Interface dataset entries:
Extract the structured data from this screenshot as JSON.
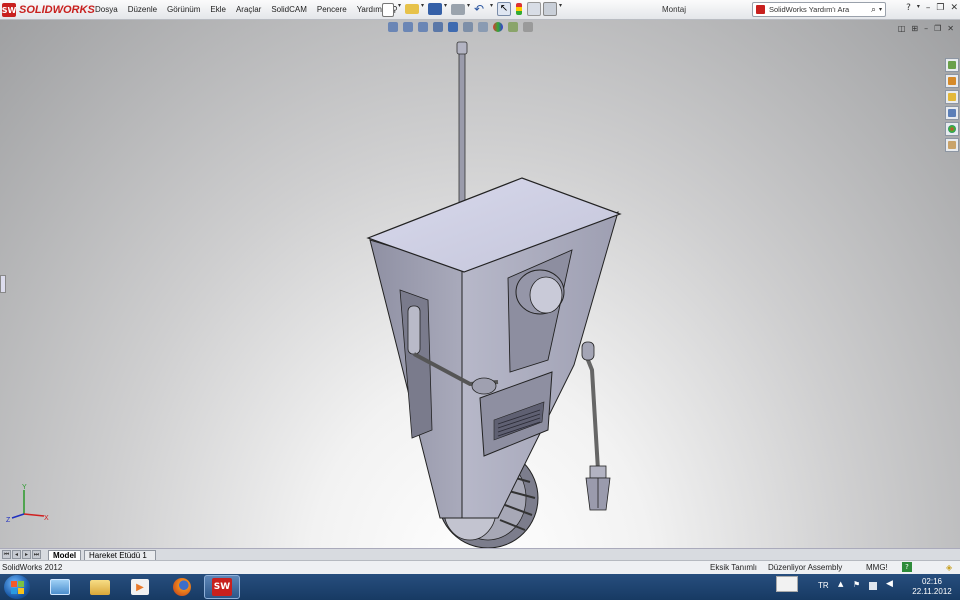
{
  "app": {
    "brand": "SOLIDWORKS",
    "window_title": "Montaj"
  },
  "menu": [
    "Dosya",
    "Düzenle",
    "Görünüm",
    "Ekle",
    "Araçlar",
    "SolidCAM",
    "Pencere",
    "Yardım"
  ],
  "search": {
    "placeholder": "SolidWorks Yardım'ı Ara"
  },
  "tabs": [
    {
      "label": "Model",
      "active": true
    },
    {
      "label": "Hareket Etüdü 1",
      "active": false
    }
  ],
  "status": {
    "version": "SolidWorks 2012",
    "definition": "Eksik Tanımlı",
    "mode": "Düzenliyor Assembly",
    "units": "MMG!"
  },
  "triad": {
    "x": "X",
    "y": "Y",
    "z": "Z"
  },
  "taskbar": {
    "language": "TR",
    "time": "02:16",
    "date": "22.11.2012"
  },
  "colors": {
    "brand_red": "#c8201e",
    "viewport_top": "#9fa0a2",
    "taskbar": "#1f4470"
  }
}
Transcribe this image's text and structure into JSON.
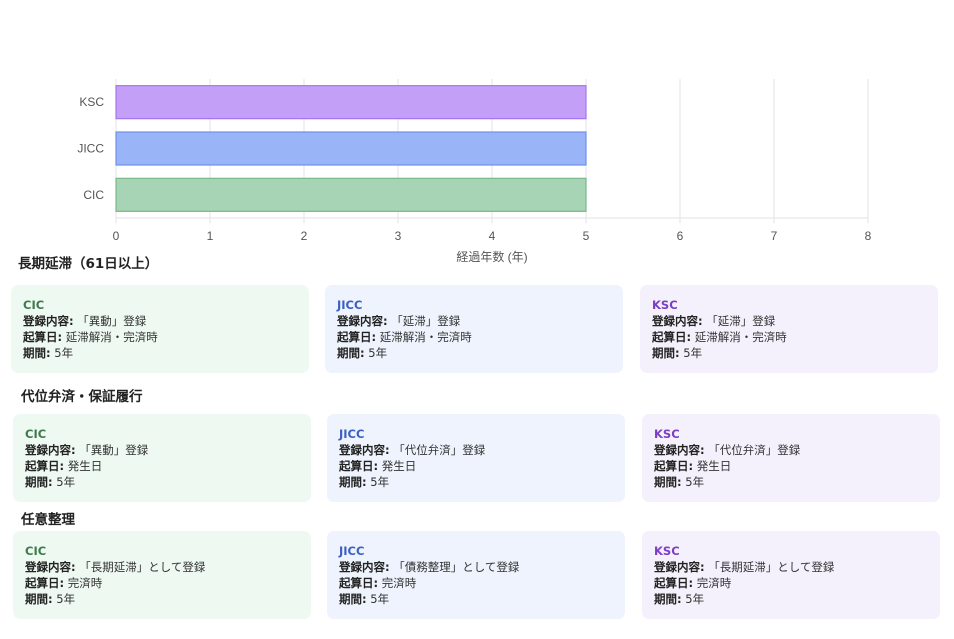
{
  "chart_data": {
    "type": "bar",
    "orientation": "horizontal",
    "categories": [
      "KSC",
      "JICC",
      "CIC"
    ],
    "values": [
      5,
      5,
      5
    ],
    "bar_colors": [
      "#c39ff7",
      "#99b5f7",
      "#a6d4b4"
    ],
    "bar_borders": [
      "#a774ef",
      "#6e8ff0",
      "#79b88b"
    ],
    "xlabel": "経過年数 (年)",
    "ylabel": "",
    "xlim": [
      0,
      8
    ],
    "x_ticks": [
      "0",
      "1",
      "2",
      "3",
      "4",
      "5",
      "6",
      "7",
      "8"
    ],
    "grid": true,
    "legend": "none"
  },
  "sections": [
    {
      "title": "長期延滞（61日以上）",
      "cards": [
        {
          "agency": "CIC",
          "reg_label": "登録内容:",
          "reg_value": "「異動」登録",
          "start_label": "起算日:",
          "start_value": "延滞解消・完済時",
          "period_label": "期間:",
          "period_value": "5年"
        },
        {
          "agency": "JICC",
          "reg_label": "登録内容:",
          "reg_value": "「延滞」登録",
          "start_label": "起算日:",
          "start_value": "延滞解消・完済時",
          "period_label": "期間:",
          "period_value": "5年"
        },
        {
          "agency": "KSC",
          "reg_label": "登録内容:",
          "reg_value": "「延滞」登録",
          "start_label": "起算日:",
          "start_value": "延滞解消・完済時",
          "period_label": "期間:",
          "period_value": "5年"
        }
      ]
    },
    {
      "title": "代位弁済・保証履行",
      "cards": [
        {
          "agency": "CIC",
          "reg_label": "登録内容:",
          "reg_value": "「異動」登録",
          "start_label": "起算日:",
          "start_value": "発生日",
          "period_label": "期間:",
          "period_value": "5年"
        },
        {
          "agency": "JICC",
          "reg_label": "登録内容:",
          "reg_value": "「代位弁済」登録",
          "start_label": "起算日:",
          "start_value": "発生日",
          "period_label": "期間:",
          "period_value": "5年"
        },
        {
          "agency": "KSC",
          "reg_label": "登録内容:",
          "reg_value": "「代位弁済」登録",
          "start_label": "起算日:",
          "start_value": "発生日",
          "period_label": "期間:",
          "period_value": "5年"
        }
      ]
    },
    {
      "title": "任意整理",
      "cards": [
        {
          "agency": "CIC",
          "reg_label": "登録内容:",
          "reg_value": "「長期延滞」として登録",
          "start_label": "起算日:",
          "start_value": "完済時",
          "period_label": "期間:",
          "period_value": "5年"
        },
        {
          "agency": "JICC",
          "reg_label": "登録内容:",
          "reg_value": "「債務整理」として登録",
          "start_label": "起算日:",
          "start_value": "完済時",
          "period_label": "期間:",
          "period_value": "5年"
        },
        {
          "agency": "KSC",
          "reg_label": "登録内容:",
          "reg_value": "「長期延滞」として登録",
          "start_label": "起算日:",
          "start_value": "完済時",
          "period_label": "期間:",
          "period_value": "5年"
        }
      ]
    }
  ]
}
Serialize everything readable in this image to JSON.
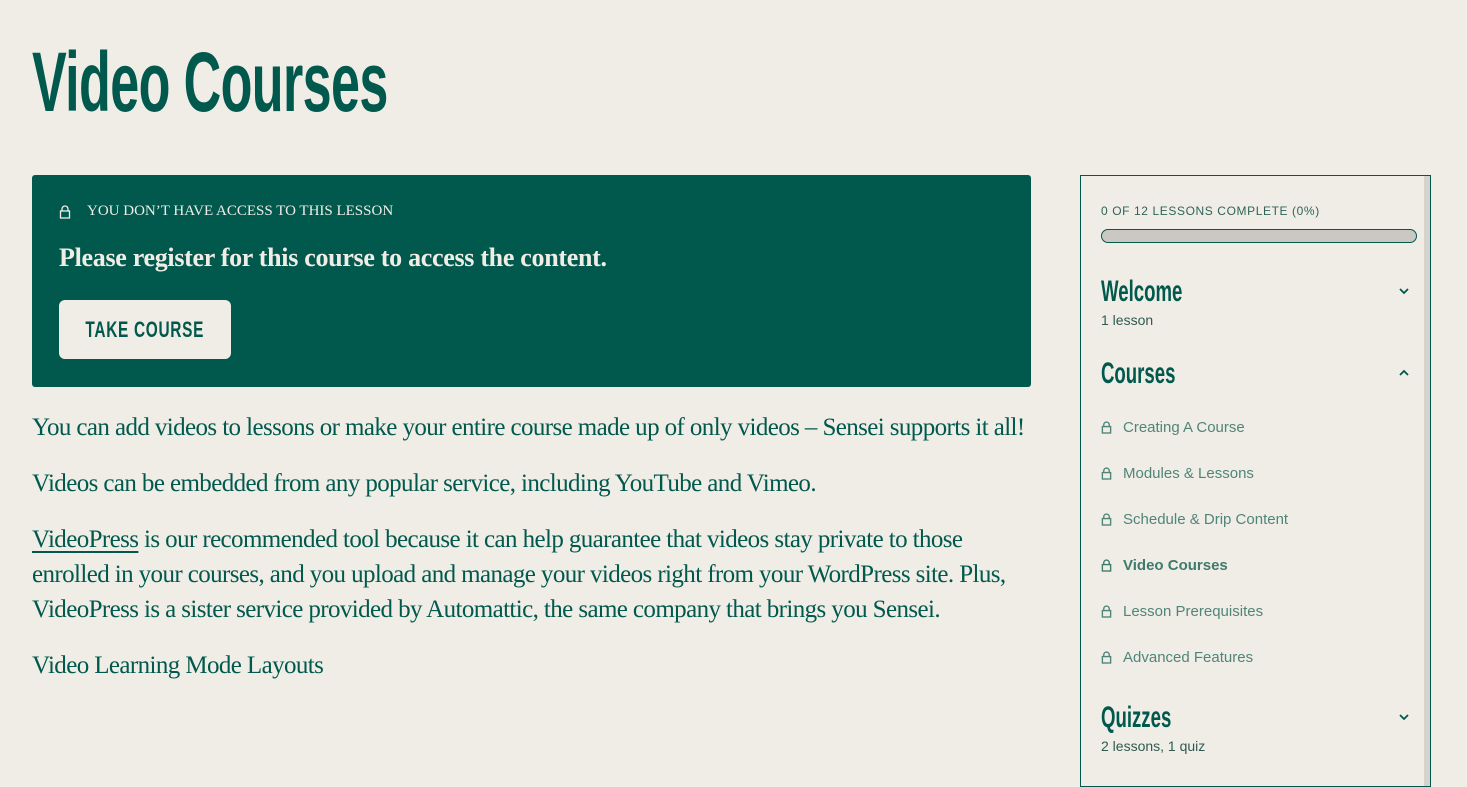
{
  "page": {
    "title": "Video Courses"
  },
  "notice": {
    "icon": "lock-icon",
    "heading": "YOU DON’T HAVE ACCESS TO THIS LESSON",
    "message": "Please register for this course to access the content.",
    "button_label": "TAKE COURSE"
  },
  "content": {
    "paragraphs": [
      "You can add videos to lessons or make your entire course made up of only videos – Sensei supports it all!",
      "Videos can be embedded from any popular service, including YouTube and Vimeo."
    ],
    "videopress_link": "VideoPress",
    "videopress_rest": " is our recommended tool because it can help guarantee that videos stay private to those enrolled in your courses, and you upload and manage your videos right from your WordPress site. Plus, VideoPress is a sister service provided by Automattic, the same company that brings you Sensei.",
    "last_paragraph": "Video Learning Mode Layouts"
  },
  "sidebar": {
    "progress_label": "0 OF 12 LESSONS COMPLETE (0%)",
    "progress_percent": 0,
    "modules": [
      {
        "title": "Welcome",
        "subtitle": "1 lesson",
        "expanded": false
      },
      {
        "title": "Courses",
        "expanded": true,
        "lessons": [
          {
            "label": "Creating A Course",
            "locked": true,
            "current": false
          },
          {
            "label": "Modules & Lessons",
            "locked": true,
            "current": false
          },
          {
            "label": "Schedule & Drip Content",
            "locked": true,
            "current": false
          },
          {
            "label": "Video Courses",
            "locked": true,
            "current": true
          },
          {
            "label": "Lesson Prerequisites",
            "locked": true,
            "current": false
          },
          {
            "label": "Advanced Features",
            "locked": true,
            "current": false
          }
        ]
      },
      {
        "title": "Quizzes",
        "subtitle": "2 lessons, 1 quiz",
        "expanded": false
      }
    ]
  },
  "colors": {
    "brand": "#00594c",
    "background": "#f0ede7",
    "progress_track": "#cbc7c2"
  }
}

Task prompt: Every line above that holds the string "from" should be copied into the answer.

Result:
Extract the structured data from this screenshot as JSON.
      "Videos can be embedded from any popular service, including YouTube and Vimeo."
    "videopress_rest": " is our recommended tool because it can help guarantee that videos stay private to those enrolled in your courses, and you upload and manage your videos right from your WordPress site. Plus, VideoPress is a sister service provided by Automattic, the same company that brings you Sensei.",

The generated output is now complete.